- _Problem requirements_
Each entry that follows must be output without any deviation.

- _Data records_

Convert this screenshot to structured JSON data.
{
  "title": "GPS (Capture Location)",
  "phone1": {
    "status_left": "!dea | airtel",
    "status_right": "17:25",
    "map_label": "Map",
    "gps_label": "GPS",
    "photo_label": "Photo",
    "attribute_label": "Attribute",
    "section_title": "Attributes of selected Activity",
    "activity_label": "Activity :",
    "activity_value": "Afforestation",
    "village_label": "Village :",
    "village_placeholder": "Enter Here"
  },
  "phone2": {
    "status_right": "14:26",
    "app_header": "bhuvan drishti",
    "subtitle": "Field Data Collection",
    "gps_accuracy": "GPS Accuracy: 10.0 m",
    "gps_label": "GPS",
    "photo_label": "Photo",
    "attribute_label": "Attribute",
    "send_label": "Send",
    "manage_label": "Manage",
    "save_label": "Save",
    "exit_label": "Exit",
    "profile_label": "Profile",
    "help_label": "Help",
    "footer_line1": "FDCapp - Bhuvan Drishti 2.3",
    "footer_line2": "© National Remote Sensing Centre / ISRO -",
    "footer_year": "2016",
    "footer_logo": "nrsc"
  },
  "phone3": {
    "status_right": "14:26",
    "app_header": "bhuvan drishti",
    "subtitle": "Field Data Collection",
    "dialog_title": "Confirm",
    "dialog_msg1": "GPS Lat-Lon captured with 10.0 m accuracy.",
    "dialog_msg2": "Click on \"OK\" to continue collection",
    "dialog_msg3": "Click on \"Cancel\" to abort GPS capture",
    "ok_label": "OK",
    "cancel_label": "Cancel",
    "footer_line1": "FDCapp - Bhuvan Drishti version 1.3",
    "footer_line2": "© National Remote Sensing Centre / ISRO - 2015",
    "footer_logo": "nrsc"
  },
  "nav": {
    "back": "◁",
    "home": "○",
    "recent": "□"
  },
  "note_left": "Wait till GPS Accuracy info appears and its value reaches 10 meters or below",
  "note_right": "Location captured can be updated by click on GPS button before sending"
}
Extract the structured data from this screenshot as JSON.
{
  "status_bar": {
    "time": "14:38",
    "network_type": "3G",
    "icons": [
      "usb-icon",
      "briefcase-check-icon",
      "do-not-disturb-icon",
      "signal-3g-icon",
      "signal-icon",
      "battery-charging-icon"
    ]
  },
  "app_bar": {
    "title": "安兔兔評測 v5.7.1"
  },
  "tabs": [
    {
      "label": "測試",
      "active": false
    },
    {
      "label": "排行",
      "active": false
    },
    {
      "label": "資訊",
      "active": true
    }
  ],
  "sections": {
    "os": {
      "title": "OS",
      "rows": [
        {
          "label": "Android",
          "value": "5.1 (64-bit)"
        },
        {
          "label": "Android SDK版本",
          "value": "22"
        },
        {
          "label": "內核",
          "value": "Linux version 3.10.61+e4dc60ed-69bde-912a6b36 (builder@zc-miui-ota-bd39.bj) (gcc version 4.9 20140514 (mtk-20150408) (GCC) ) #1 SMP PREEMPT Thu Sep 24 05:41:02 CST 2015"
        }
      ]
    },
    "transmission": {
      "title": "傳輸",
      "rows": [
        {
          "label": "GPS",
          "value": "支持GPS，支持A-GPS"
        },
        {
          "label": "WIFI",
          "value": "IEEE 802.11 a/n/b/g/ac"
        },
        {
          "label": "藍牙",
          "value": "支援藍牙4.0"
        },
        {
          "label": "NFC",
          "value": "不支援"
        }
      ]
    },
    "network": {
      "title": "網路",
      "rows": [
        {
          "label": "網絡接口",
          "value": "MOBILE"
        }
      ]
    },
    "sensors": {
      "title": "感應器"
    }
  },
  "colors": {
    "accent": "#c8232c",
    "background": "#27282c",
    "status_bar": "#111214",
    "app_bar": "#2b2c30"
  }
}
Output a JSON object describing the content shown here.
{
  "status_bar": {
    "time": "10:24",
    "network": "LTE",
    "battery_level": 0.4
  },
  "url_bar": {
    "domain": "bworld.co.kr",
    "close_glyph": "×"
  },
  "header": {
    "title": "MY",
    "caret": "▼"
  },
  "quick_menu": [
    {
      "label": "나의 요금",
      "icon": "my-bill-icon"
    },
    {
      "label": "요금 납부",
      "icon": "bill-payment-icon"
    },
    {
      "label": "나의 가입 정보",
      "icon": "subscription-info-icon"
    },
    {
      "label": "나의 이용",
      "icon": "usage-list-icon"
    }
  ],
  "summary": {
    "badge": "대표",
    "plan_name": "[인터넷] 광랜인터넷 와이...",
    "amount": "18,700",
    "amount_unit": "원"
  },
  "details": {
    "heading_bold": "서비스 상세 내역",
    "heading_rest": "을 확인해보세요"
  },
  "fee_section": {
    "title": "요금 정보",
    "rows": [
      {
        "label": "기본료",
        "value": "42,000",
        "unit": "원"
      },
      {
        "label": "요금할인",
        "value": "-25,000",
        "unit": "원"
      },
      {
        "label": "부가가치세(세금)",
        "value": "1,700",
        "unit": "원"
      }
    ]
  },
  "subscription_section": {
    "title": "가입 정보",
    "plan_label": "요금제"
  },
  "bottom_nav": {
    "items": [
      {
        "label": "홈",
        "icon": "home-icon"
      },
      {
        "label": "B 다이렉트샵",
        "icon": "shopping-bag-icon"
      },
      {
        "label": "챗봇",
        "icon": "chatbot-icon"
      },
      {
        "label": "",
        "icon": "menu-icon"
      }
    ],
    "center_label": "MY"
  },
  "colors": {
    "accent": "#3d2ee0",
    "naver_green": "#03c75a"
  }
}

- _Response area_
Convert this screenshot to structured JSON data.
{
  "title": "GPS (Capture Location)",
  "phone1": {
    "status_left": "!dea | airtel",
    "status_right": "17:25",
    "map_label": "Map",
    "gps_label": "GPS",
    "photo_label": "Photo",
    "attribute_label": "Attribute",
    "section_title": "Attributes of selected Activity",
    "activity_label": "Activity :",
    "activity_value": "Afforestation",
    "village_label": "Village :",
    "village_placeholder": "Enter Here"
  },
  "phone2": {
    "status_right": "14:26",
    "app_header": "bhuvan drishti",
    "subtitle": "Field Data Collection",
    "gps_accuracy": "GPS Accuracy: 10.0 m",
    "gps_label": "GPS",
    "photo_label": "Photo",
    "attribute_label": "Attribute",
    "send_label": "Send",
    "manage_label": "Manage",
    "save_label": "Save",
    "exit_label": "Exit",
    "profile_label": "Profile",
    "help_label": "Help",
    "footer_line1": "FDCapp - Bhuvan Drishti 2.3",
    "footer_line2": "© National Remote Sensing Centre / ISRO -",
    "footer_year": "2016",
    "footer_logo": "nrsc"
  },
  "phone3": {
    "status_right": "14:26",
    "app_header": "bhuvan drishti",
    "subtitle": "Field Data Collection",
    "dialog_title": "Confirm",
    "dialog_msg1": "GPS Lat-Lon captured with 10.0 m accuracy.",
    "dialog_msg2": "Click on \"OK\" to continue collection",
    "dialog_msg3": "Click on \"Cancel\" to abort GPS capture",
    "ok_label": "OK",
    "cancel_label": "Cancel",
    "footer_line1": "FDCapp - Bhuvan Drishti version 1.3",
    "footer_line2": "© National Remote Sensing Centre / ISRO - 2015",
    "footer_logo": "nrsc"
  },
  "nav": {
    "back": "◁",
    "home": "○",
    "recent": "□"
  },
  "note_left": "Wait till GPS Accuracy info appears and its value reaches 10 meters or below",
  "note_right": "Location captured can be updated by click on GPS button before sending"
}
Extract the structured data from this screenshot as JSON.
{
  "status_bar": {
    "time": "14:38",
    "network_type": "3G",
    "icons": [
      "usb-icon",
      "briefcase-check-icon",
      "do-not-disturb-icon",
      "signal-3g-icon",
      "signal-icon",
      "battery-charging-icon"
    ]
  },
  "app_bar": {
    "title": "安兔兔評測 v5.7.1"
  },
  "tabs": [
    {
      "label": "測試",
      "active": false
    },
    {
      "label": "排行",
      "active": false
    },
    {
      "label": "資訊",
      "active": true
    }
  ],
  "sections": {
    "os": {
      "title": "OS",
      "rows": [
        {
          "label": "Android",
          "value": "5.1 (64-bit)"
        },
        {
          "label": "Android SDK版本",
          "value": "22"
        },
        {
          "label": "內核",
          "value": "Linux version 3.10.61+e4dc60ed-69bde-912a6b36 (builder@zc-miui-ota-bd39.bj) (gcc version 4.9 20140514 (mtk-20150408) (GCC) ) #1 SMP PREEMPT Thu Sep 24 05:41:02 CST 2015"
        }
      ]
    },
    "transmission": {
      "title": "傳輸",
      "rows": [
        {
          "label": "GPS",
          "value": "支持GPS，支持A-GPS"
        },
        {
          "label": "WIFI",
          "value": "IEEE 802.11 a/n/b/g/ac"
        },
        {
          "label": "藍牙",
          "value": "支援藍牙4.0"
        },
        {
          "label": "NFC",
          "value": "不支援"
        }
      ]
    },
    "network": {
      "title": "網路",
      "rows": [
        {
          "label": "網絡接口",
          "value": "MOBILE"
        }
      ]
    },
    "sensors": {
      "title": "感應器"
    }
  },
  "colors": {
    "accent": "#c8232c",
    "background": "#27282c",
    "status_bar": "#111214",
    "app_bar": "#2b2c30"
  }
}
Output a JSON object describing the content shown here.
{
  "status_bar": {
    "time": "10:24",
    "network": "LTE",
    "battery_level": 0.4
  },
  "url_bar": {
    "domain": "bworld.co.kr",
    "close_glyph": "×"
  },
  "header": {
    "title": "MY",
    "caret": "▼"
  },
  "quick_menu": [
    {
      "label": "나의 요금",
      "icon": "my-bill-icon"
    },
    {
      "label": "요금 납부",
      "icon": "bill-payment-icon"
    },
    {
      "label": "나의 가입 정보",
      "icon": "subscription-info-icon"
    },
    {
      "label": "나의 이용",
      "icon": "usage-list-icon"
    }
  ],
  "summary": {
    "badge": "대표",
    "plan_name": "[인터넷] 광랜인터넷 와이...",
    "amount": "18,700",
    "amount_unit": "원"
  },
  "details": {
    "heading_bold": "서비스 상세 내역",
    "heading_rest": "을 확인해보세요"
  },
  "fee_section": {
    "title": "요금 정보",
    "rows": [
      {
        "label": "기본료",
        "value": "42,000",
        "unit": "원"
      },
      {
        "label": "요금할인",
        "value": "-25,000",
        "unit": "원"
      },
      {
        "label": "부가가치세(세금)",
        "value": "1,700",
        "unit": "원"
      }
    ]
  },
  "subscription_section": {
    "title": "가입 정보",
    "plan_label": "요금제"
  },
  "bottom_nav": {
    "items": [
      {
        "label": "홈",
        "icon": "home-icon"
      },
      {
        "label": "B 다이렉트샵",
        "icon": "shopping-bag-icon"
      },
      {
        "label": "챗봇",
        "icon": "chatbot-icon"
      },
      {
        "label": "",
        "icon": "menu-icon"
      }
    ],
    "center_label": "MY"
  },
  "colors": {
    "accent": "#3d2ee0",
    "naver_green": "#03c75a"
  }
}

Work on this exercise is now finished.